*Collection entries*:
---+---

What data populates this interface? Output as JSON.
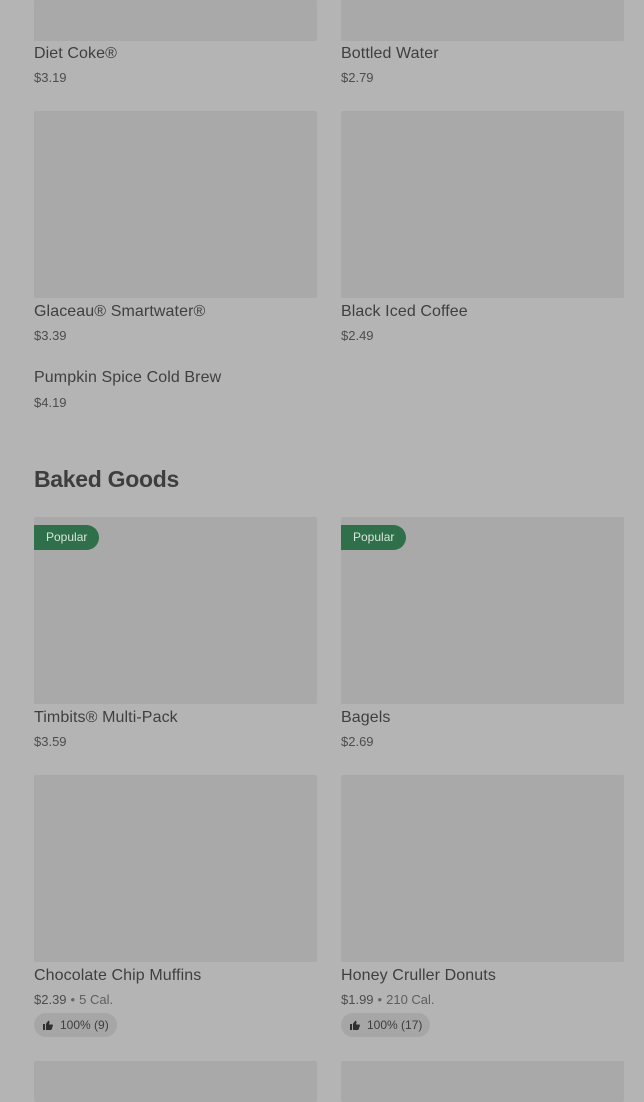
{
  "drinks": [
    {
      "name": "Diet Coke®",
      "price": "$3.19"
    },
    {
      "name": "Bottled Water",
      "price": "$2.79"
    },
    {
      "name": "Glaceau® Smartwater®",
      "price": "$3.39"
    },
    {
      "name": "Black Iced Coffee",
      "price": "$2.49"
    },
    {
      "name": "Pumpkin Spice Cold Brew",
      "price": "$4.19"
    }
  ],
  "baked_goods": {
    "section_title": "Baked Goods",
    "items": [
      {
        "name": "Timbits® Multi-Pack",
        "price": "$3.59",
        "badge": "Popular"
      },
      {
        "name": "Bagels",
        "price": "$2.69",
        "badge": "Popular"
      },
      {
        "name": "Chocolate Chip Muffins",
        "price": "$2.39",
        "separator": "•",
        "calories": "5 Cal.",
        "rating": "100% (9)",
        "rating_icon": "thumbs-up-icon"
      },
      {
        "name": "Honey Cruller Donuts",
        "price": "$1.99",
        "separator": "•",
        "calories": "210 Cal.",
        "rating": "100% (17)",
        "rating_icon": "thumbs-up-icon"
      }
    ]
  },
  "colors": {
    "overlay_background": "#b4b4b4",
    "badge_green": "#2f6f4a"
  }
}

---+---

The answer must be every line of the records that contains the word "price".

      "price": "$3.19"
      "price": "$2.79"
      "price": "$3.39"
      "price": "$2.49"
      "price": "$4.19"
        "price": "$3.59",
        "price": "$2.69",
        "price": "$2.39",
        "price": "$1.99",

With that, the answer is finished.